“For me, that was Dom’s fantasy. In this scene, she tries on this latex cat suit and went into this porn fantasy. There was this mystery man where they kiss, roll over etc etc. I struggled so much with this scene. A big thing for me was learning about intimacy training for the Adult Store. It’s like a choreographer for intimate scenes so no one walks away offended or triggered. I was at a crossroads where it could be sexual assault or just teenagers being awkward. I wasn’t ready for the darker direction, so I chose the easier path and told the actors to not touch or kiss. So moving forward I re wrote it so it serves the story and is not to challenging for me as a director and the cast.
If you could choose your dream project next year, what would it be?
“I am obsessed with Shannon Murphy and her work. I studied how she mad it in the industry. She nailed her directorial debut because she perfected directing TV. So down the line directing a TV show and sharing it with a bunch of creators.”

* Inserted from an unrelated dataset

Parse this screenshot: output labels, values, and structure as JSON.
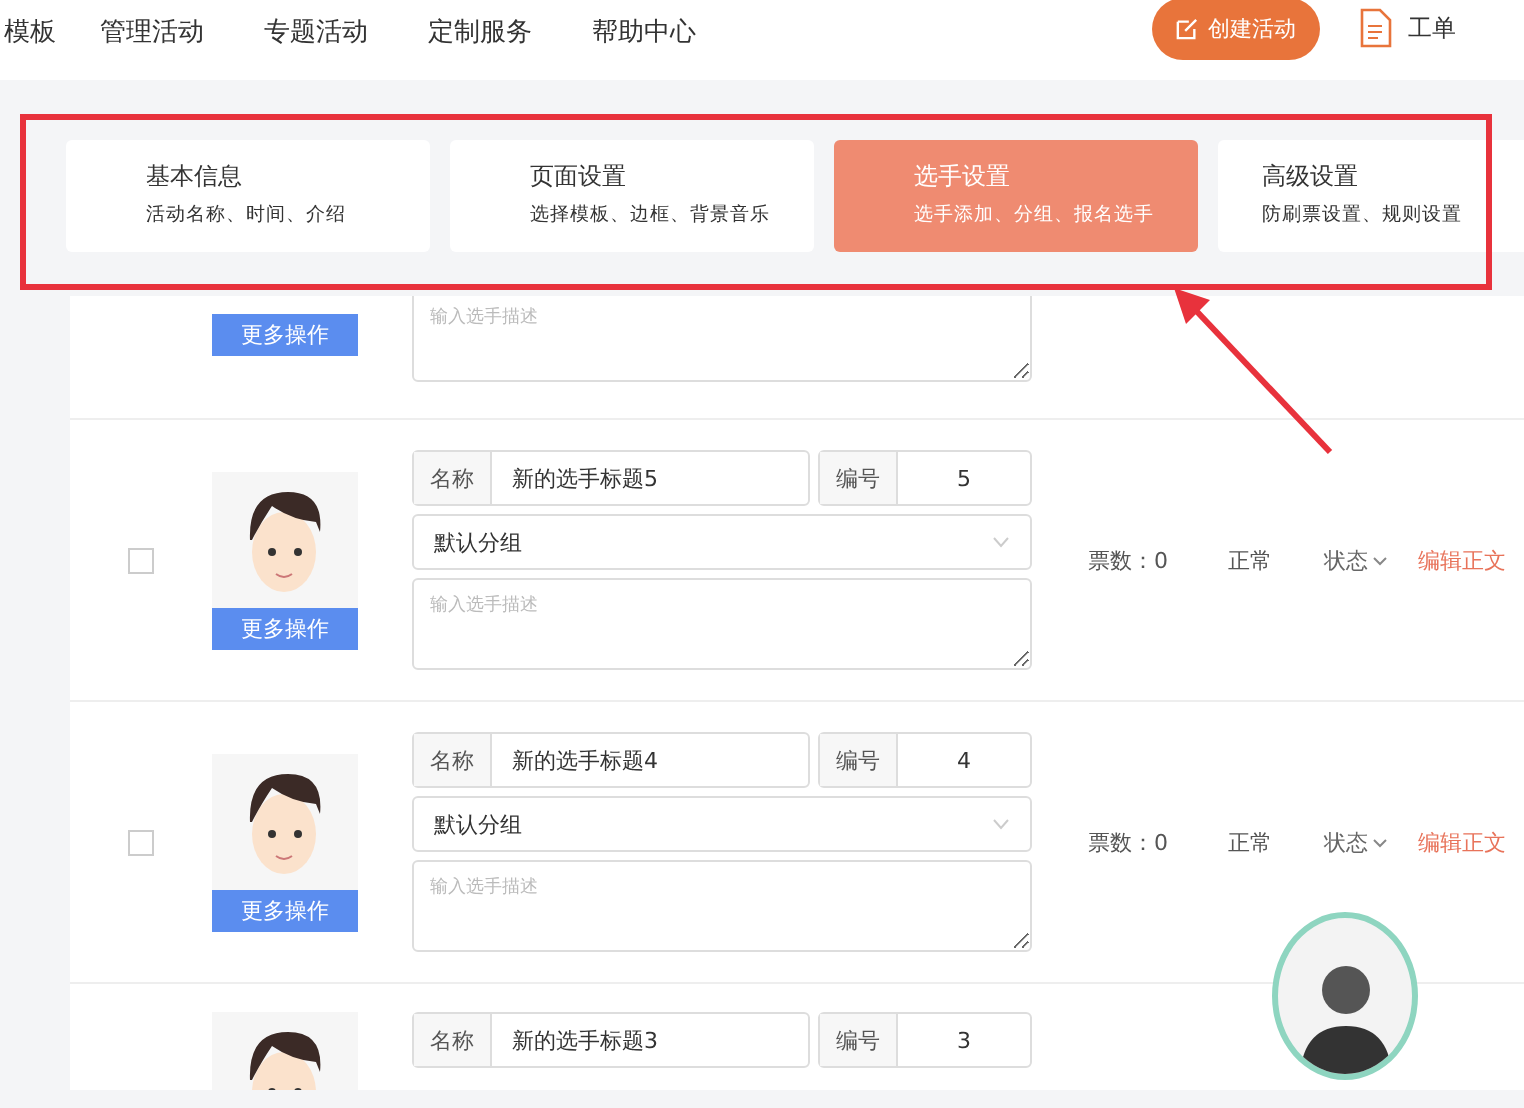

Why should people see this film and fund it?
“The big why for me was how cathartic it has been seeing the topics on screen and for my friends as well. Showing people that its okay to talk about these topics and that’s it not weird to think about it. I also had a lot of teachers say 18-year-old wouldn’t be scared of a sex store. For me, I really wanted to show an audience what it feels like t be 18 and scared of things and yet pretending to not be scared of them.
“For the Go Fund me, it comes back to the beautiful community at Griffith Film School. We know it takes money to make a film and I think it’s really lovely to fund something that you can experience, share and create waves within your community.”
One of the most fascinating things Tahlia said was that she had never taken any writing courses and still decided to write this script. Most people always feel the need to take lessons, watch courses or spend years “learning how to write.” While these help, they are never going to make your script amazing. It just takes diving in and learning as you go, exactly like Tahlia did. Also, her bravery to write about something so challenging and taboo is very inspiring to me. Make sure you follow this film because it will definitely be picking up awards next festival season.
Donate Here its almost at $5000.